THE PROBLEM
Look through the data below, and copy each line that carries the word "support".

Data about app and page elements
▼▼▼

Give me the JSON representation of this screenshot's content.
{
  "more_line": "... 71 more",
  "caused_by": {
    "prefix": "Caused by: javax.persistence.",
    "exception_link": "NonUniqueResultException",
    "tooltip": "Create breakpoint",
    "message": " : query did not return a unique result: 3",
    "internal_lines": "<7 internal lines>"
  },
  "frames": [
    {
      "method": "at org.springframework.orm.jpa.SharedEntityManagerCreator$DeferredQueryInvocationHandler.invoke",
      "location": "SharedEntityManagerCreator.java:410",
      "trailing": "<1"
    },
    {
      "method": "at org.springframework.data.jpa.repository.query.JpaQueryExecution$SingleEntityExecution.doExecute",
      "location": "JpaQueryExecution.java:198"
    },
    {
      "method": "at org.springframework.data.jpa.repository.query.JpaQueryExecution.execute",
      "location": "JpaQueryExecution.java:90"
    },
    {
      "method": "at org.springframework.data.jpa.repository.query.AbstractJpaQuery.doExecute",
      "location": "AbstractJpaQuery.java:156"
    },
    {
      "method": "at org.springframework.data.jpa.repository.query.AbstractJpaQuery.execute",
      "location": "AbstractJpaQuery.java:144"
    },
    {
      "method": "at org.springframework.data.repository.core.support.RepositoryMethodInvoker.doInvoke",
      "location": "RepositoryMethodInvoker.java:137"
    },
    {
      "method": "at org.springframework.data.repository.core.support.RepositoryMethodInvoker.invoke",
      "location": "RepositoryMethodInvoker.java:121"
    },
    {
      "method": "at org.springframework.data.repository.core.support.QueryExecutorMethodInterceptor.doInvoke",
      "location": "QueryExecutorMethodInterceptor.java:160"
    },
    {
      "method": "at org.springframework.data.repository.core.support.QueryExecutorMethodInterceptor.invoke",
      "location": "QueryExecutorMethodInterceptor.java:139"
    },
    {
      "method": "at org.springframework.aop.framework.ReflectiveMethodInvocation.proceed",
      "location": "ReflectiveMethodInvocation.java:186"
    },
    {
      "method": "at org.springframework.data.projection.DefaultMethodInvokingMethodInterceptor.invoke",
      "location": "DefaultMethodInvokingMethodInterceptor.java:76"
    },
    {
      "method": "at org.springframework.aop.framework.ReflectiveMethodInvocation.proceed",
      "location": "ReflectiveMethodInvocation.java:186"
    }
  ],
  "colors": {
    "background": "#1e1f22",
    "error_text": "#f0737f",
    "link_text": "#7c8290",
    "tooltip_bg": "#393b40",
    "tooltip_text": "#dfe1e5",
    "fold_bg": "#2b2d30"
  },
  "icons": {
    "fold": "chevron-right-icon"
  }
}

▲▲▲

ANSWER FOR THE TASK
      "method": "at org.springframework.data.repository.core.support.RepositoryMethodInvoker.doInvoke",
      "method": "at org.springframework.data.repository.core.support.RepositoryMethodInvoker.invoke",
      "method": "at org.springframework.data.repository.core.support.QueryExecutorMethodInterceptor.doInvoke",
      "method": "at org.springframework.data.repository.core.support.QueryExecutorMethodInterceptor.invoke",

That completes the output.